[EXERCISE REQUIREMENTS]:
The number of lines containing the word "even" is all you should give; count them in the records below.

[RECORDS FOR THE EXERCISE]:
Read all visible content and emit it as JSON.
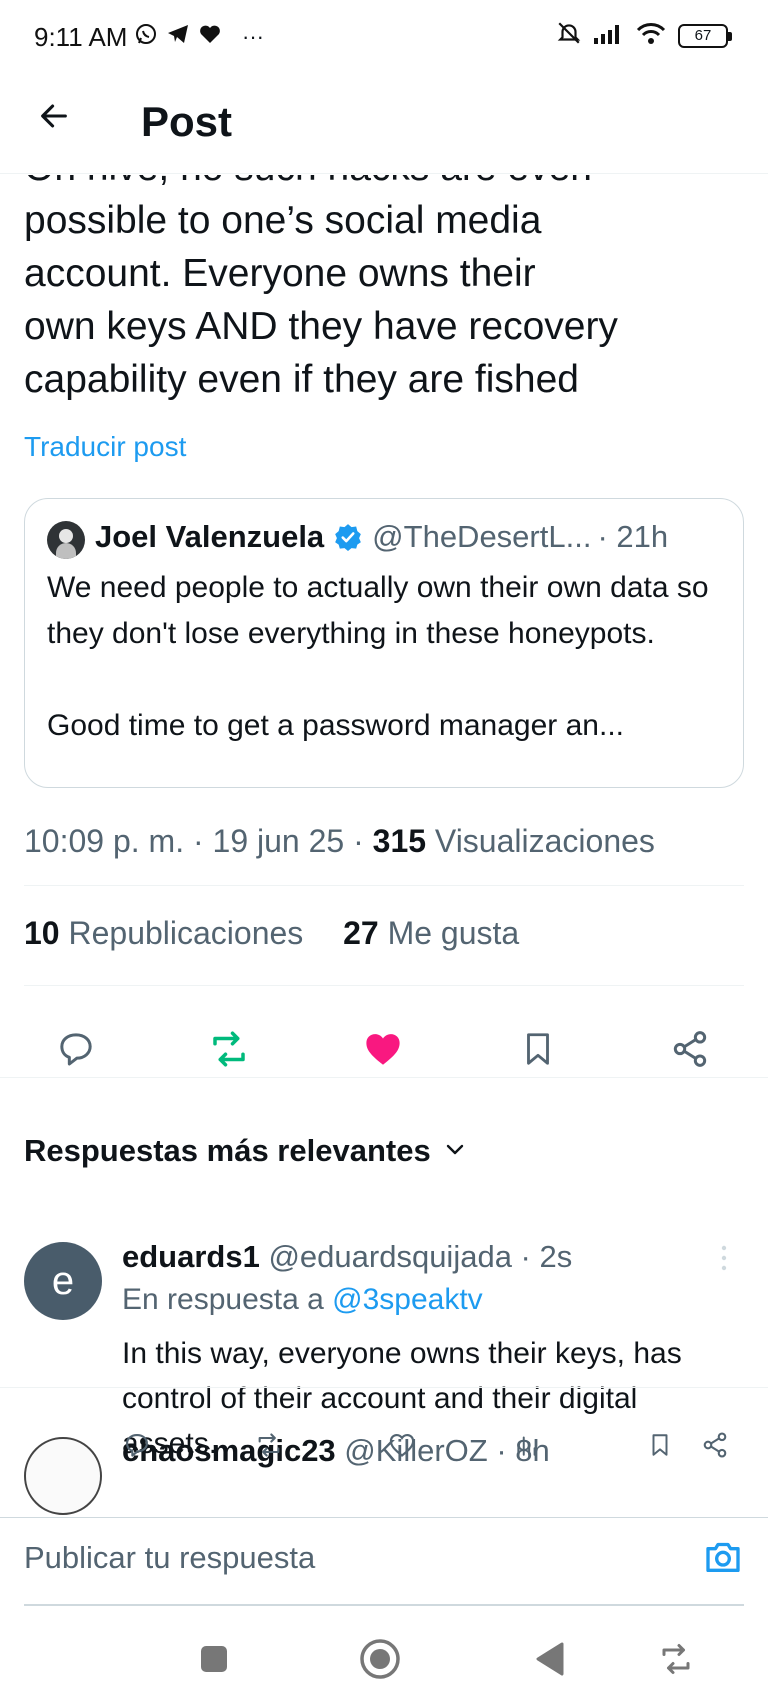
{
  "status_bar": {
    "time": "9:11 AM",
    "more": "···",
    "battery": "67"
  },
  "header": {
    "title": "Post"
  },
  "post": {
    "lines": [
      "On hive, no such hacks are even",
      "possible to one’s social media",
      "account.  Everyone owns their",
      "own keys AND they have recovery",
      "capability even if they are fished"
    ],
    "translate_label": "Traducir post",
    "quoted": {
      "name": "Joel Valenzuela",
      "handle": "@TheDesertL...",
      "time": "· 21h",
      "text_p1": "We need people to actually own their own data so they don't lose everything in these honeypots.",
      "text_p2": "Good time to get a password manager an..."
    },
    "timestamp": "10:09 p. m. · 19 jun 25 · ",
    "views_count": "315",
    "views_label": " Visualizaciones",
    "reposts_count": "10",
    "reposts_label": " Republicaciones",
    "likes_count": "27",
    "likes_label": " Me gusta"
  },
  "colors": {
    "accent": "#1d9bf0",
    "repost_active": "#00ba7c",
    "like_active": "#f91880",
    "secondary_text": "#536471"
  },
  "replies_sort": {
    "label": "Respuestas más relevantes"
  },
  "replies": [
    {
      "avatar_letter": "e",
      "name": "eduards1",
      "handle": " @eduardsquijada",
      "time": " · 2s",
      "reply_to_prefix": "En respuesta a ",
      "reply_to_mention": "@3speaktv",
      "text": "In this way, everyone owns their keys, has control of their account and their digital assets."
    },
    {
      "name": "chaosmagic23",
      "handle": " @KillerOZ",
      "time": " · 8h"
    }
  ],
  "composer": {
    "placeholder": "Publicar tu respuesta"
  },
  "icons": {
    "whatsapp": "whatsapp-icon",
    "telegram": "telegram-icon",
    "heart": "heart-icon",
    "mute": "bell-off-icon",
    "signal": "signal-icon",
    "wifi": "wifi-icon",
    "battery": "battery-icon",
    "back": "arrow-left-icon",
    "verified": "verified-badge-icon",
    "reply": "comment-icon",
    "repost": "repost-icon",
    "like": "heart-icon",
    "bookmark": "bookmark-icon",
    "share": "share-icon",
    "views": "bar-chart-icon",
    "more": "more-vertical-icon",
    "camera": "camera-icon",
    "nav_recents": "square-icon",
    "nav_home": "circle-icon",
    "nav_back": "triangle-back-icon",
    "nav_rotate": "rotate-icon",
    "chevron": "chevron-down-icon"
  }
}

[RESPONSE TO THE TASK]:
2